App and web page records
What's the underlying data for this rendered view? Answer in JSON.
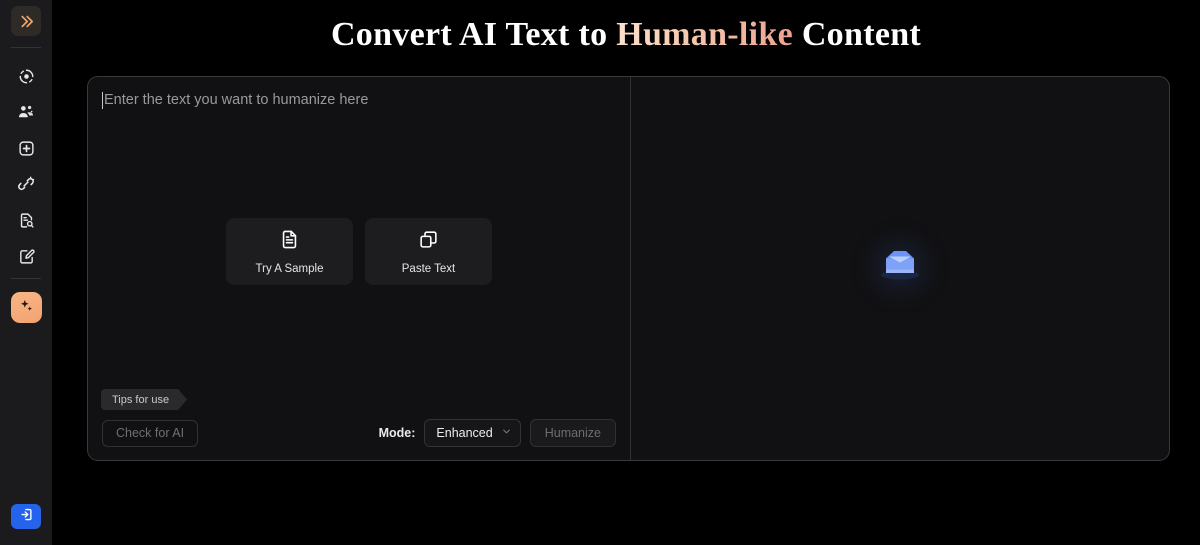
{
  "header": {
    "title_part1": "Convert AI Text to ",
    "title_highlight": "Human-like",
    "title_part2": " Content",
    "highlight_color_start": "#fae2cd",
    "highlight_color_end": "#eda291"
  },
  "sidebar": {
    "collapse_button": {
      "icon": "chevrons-right-icon",
      "color": "#f0a86e"
    },
    "items": [
      {
        "icon": "detector-target-icon",
        "name": "ai-detector"
      },
      {
        "icon": "users-group-icon",
        "name": "team"
      },
      {
        "icon": "shield-plus-icon",
        "name": "plagiarism-shield"
      },
      {
        "icon": "link-scan-icon",
        "name": "link-scan"
      },
      {
        "icon": "document-search-icon",
        "name": "document-search"
      },
      {
        "icon": "note-edit-icon",
        "name": "note-edit"
      }
    ],
    "active_item": {
      "icon": "sparkles-icon",
      "name": "humanizer",
      "background": "#f5ab79"
    },
    "login_button": {
      "icon": "login-arrow-icon",
      "background": "#2563eb"
    }
  },
  "editor": {
    "input": {
      "placeholder": "Enter the text you want to humanize here",
      "value": ""
    },
    "quick_actions": [
      {
        "label": "Try A Sample",
        "icon": "document-lines-icon"
      },
      {
        "label": "Paste Text",
        "icon": "copy-stack-icon"
      }
    ],
    "toolbar": {
      "check_for_ai_label": "Check for AI",
      "check_for_ai_enabled": false,
      "mode_label": "Mode:",
      "mode_value": "Enhanced",
      "mode_chevron": "chevron-down-icon",
      "humanize_label": "Humanize",
      "humanize_enabled": false
    },
    "output": {
      "icon": "envelope-icon",
      "icon_color": "#6a94f5"
    }
  },
  "tips": {
    "label": "Tips for use"
  }
}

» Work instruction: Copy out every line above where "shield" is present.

» Solved exercise:
        "icon": "shield-plus-icon",
        "name": "plagiarism-shield"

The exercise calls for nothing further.